The entries are from one to four pages long. They include a definition of the subject, a description of the disorder, genetic profile, demographics, signs and symptoms, diagnosis, treatment and management, and prognosis. Color boxes have definitions of key terms. The articles also have resource lists. Over 200 illustrations, including color photographs and pedigree charts, supplement the text. A symbol guide for the pedigree charts, gene maps, a glossary, a list of organizations, and an index complete the work. There are ample cross-references within the articles.
Although some articles, such as Tay-Sachs disease, are virtually unchanged from the first edition of The Gale Encyclopedia of Medicine (1999), most of the entries are new or major revisions. The broad scope of the encyclopedia, which covers both common (Asthma) and rare (Simpson-Golabi-Behmel syndrome ) disorders, makes it a very useful resource. The second edition of the Encyclopedia of Genetic Disorders and Birth Defects (Facts On File, 2000) has a nice history of human genetics, but its entries on the disorders are quite short. The Genetic Disorders Sourcebook (2d ed., Omnigraphics, 2000) and the Congenital Disorders Sourcebook (2d ed., Omnigraphics, 2000) cover only the more common disorders.
Families affected by genetic or congenital disorders and students writing reports will find accurate, current information in The Gale Encyclopedia of Genetic Disorders.

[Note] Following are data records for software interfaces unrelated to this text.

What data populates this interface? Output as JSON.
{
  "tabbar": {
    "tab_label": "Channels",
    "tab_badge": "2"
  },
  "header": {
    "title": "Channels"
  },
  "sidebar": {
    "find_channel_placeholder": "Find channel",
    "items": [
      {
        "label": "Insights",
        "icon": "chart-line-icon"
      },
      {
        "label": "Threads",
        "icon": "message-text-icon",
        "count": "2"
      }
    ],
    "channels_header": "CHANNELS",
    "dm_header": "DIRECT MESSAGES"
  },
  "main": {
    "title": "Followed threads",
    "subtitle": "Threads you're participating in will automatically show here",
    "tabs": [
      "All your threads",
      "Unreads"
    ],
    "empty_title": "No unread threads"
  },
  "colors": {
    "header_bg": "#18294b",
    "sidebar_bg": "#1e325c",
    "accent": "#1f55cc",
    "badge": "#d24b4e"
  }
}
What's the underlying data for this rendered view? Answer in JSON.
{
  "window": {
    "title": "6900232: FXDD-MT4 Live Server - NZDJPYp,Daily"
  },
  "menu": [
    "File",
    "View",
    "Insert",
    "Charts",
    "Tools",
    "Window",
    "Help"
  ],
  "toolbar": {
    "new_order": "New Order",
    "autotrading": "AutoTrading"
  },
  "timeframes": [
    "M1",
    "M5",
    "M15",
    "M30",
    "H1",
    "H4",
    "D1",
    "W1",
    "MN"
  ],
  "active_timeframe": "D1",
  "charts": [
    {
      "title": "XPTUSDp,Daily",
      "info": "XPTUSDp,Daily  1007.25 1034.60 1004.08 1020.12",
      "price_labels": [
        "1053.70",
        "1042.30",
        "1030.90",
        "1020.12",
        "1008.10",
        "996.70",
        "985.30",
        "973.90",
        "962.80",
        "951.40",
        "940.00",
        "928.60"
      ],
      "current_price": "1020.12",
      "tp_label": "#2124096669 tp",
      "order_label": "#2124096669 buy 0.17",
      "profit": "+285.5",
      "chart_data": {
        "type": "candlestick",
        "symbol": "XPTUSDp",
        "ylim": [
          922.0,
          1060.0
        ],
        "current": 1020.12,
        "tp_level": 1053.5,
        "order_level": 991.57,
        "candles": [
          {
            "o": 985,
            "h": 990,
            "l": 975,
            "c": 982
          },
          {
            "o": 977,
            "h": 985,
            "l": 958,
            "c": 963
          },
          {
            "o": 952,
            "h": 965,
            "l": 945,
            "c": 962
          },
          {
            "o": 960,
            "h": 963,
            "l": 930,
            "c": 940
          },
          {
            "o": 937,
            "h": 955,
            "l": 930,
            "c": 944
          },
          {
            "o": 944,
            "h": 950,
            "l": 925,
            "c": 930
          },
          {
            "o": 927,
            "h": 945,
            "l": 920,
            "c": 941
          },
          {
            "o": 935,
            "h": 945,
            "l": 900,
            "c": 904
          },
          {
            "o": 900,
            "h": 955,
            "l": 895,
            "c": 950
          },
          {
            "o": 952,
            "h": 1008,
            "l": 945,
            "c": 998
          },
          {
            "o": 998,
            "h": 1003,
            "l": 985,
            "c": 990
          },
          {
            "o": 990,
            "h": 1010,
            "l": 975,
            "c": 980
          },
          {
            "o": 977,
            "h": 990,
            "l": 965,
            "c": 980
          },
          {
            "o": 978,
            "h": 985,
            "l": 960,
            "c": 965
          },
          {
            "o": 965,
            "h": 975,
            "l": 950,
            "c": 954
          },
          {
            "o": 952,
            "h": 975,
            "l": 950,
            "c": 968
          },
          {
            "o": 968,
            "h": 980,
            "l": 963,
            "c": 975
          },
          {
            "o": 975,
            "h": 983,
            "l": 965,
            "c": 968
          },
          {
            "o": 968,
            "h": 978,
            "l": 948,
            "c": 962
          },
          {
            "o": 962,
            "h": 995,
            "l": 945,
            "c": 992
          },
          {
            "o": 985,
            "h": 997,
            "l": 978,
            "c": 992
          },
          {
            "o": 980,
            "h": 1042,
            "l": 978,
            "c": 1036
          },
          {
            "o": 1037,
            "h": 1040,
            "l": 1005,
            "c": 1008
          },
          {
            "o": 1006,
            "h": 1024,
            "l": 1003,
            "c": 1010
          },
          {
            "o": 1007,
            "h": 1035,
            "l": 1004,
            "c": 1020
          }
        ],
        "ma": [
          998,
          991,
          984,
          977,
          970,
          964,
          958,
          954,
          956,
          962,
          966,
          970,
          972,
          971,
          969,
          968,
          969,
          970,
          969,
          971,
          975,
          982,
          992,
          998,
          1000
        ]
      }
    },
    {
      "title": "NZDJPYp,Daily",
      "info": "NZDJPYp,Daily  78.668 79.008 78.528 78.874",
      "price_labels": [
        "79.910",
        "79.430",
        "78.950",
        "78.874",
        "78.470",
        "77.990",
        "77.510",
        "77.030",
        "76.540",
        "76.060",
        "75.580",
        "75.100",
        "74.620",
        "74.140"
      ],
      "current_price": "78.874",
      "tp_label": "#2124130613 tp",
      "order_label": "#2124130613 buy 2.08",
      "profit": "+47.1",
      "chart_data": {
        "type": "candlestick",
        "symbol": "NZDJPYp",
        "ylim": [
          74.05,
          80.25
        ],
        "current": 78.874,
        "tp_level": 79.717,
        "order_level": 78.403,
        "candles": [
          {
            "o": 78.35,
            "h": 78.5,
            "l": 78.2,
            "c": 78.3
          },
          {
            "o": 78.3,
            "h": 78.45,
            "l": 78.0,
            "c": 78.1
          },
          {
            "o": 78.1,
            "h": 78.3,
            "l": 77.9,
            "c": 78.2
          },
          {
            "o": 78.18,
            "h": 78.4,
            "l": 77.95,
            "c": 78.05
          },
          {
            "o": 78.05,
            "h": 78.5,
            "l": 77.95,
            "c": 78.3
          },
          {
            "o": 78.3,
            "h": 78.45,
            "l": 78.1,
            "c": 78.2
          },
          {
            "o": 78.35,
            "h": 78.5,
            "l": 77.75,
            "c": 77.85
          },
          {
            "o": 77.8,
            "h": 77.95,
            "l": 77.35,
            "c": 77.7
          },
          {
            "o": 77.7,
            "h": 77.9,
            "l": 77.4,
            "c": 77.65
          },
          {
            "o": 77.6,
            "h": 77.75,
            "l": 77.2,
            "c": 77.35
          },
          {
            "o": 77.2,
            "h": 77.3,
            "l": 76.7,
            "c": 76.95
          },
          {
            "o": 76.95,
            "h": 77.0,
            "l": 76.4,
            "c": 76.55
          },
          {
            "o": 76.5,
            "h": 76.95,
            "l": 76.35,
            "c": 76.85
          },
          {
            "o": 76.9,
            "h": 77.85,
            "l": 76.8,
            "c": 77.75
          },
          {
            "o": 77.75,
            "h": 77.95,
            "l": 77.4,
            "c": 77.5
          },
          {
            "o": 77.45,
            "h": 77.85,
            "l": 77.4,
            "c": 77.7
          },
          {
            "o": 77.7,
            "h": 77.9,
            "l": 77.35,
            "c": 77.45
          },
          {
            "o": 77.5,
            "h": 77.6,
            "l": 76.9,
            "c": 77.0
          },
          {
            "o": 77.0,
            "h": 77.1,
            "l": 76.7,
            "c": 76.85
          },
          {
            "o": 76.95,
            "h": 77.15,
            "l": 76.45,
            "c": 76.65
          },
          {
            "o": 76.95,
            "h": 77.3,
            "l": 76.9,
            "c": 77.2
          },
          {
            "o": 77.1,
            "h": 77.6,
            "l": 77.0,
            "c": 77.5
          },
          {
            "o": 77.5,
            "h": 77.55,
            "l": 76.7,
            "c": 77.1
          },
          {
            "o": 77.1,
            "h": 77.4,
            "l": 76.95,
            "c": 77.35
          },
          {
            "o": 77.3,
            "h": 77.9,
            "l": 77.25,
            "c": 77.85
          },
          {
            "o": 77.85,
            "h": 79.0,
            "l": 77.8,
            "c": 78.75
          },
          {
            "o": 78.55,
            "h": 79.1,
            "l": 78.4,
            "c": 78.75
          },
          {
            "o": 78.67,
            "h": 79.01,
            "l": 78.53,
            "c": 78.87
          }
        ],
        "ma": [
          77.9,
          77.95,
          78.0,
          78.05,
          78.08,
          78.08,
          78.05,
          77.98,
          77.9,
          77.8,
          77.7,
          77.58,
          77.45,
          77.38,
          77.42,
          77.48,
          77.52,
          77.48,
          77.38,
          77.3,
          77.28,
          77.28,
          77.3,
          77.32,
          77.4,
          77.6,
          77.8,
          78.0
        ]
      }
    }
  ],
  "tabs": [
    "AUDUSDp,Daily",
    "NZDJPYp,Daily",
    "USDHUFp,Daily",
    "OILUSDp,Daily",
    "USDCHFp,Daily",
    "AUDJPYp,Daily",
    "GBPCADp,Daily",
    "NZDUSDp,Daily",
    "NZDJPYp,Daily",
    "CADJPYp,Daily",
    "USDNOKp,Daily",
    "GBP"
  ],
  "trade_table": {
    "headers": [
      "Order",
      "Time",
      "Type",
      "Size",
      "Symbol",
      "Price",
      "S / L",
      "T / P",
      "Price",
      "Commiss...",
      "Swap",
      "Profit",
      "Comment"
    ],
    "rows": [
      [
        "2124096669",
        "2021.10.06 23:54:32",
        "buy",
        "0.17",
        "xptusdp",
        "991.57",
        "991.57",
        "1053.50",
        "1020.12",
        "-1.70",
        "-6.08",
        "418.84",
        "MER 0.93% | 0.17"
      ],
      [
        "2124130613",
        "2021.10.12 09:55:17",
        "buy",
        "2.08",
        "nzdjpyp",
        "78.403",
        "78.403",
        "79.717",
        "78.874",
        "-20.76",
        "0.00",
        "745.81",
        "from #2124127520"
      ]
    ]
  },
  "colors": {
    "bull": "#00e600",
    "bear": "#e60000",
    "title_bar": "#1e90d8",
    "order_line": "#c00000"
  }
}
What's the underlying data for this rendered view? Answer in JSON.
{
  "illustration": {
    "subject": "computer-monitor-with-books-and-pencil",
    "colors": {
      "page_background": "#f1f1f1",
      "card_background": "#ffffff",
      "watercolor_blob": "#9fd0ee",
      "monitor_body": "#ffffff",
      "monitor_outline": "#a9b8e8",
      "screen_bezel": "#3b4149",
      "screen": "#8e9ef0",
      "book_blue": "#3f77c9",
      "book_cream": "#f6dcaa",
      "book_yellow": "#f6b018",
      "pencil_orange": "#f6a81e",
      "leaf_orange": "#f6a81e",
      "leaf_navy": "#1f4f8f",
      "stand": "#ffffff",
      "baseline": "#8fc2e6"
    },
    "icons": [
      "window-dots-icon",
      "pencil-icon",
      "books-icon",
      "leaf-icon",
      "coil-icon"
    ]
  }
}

Public libraries and consumer health collections will find it well worth the price.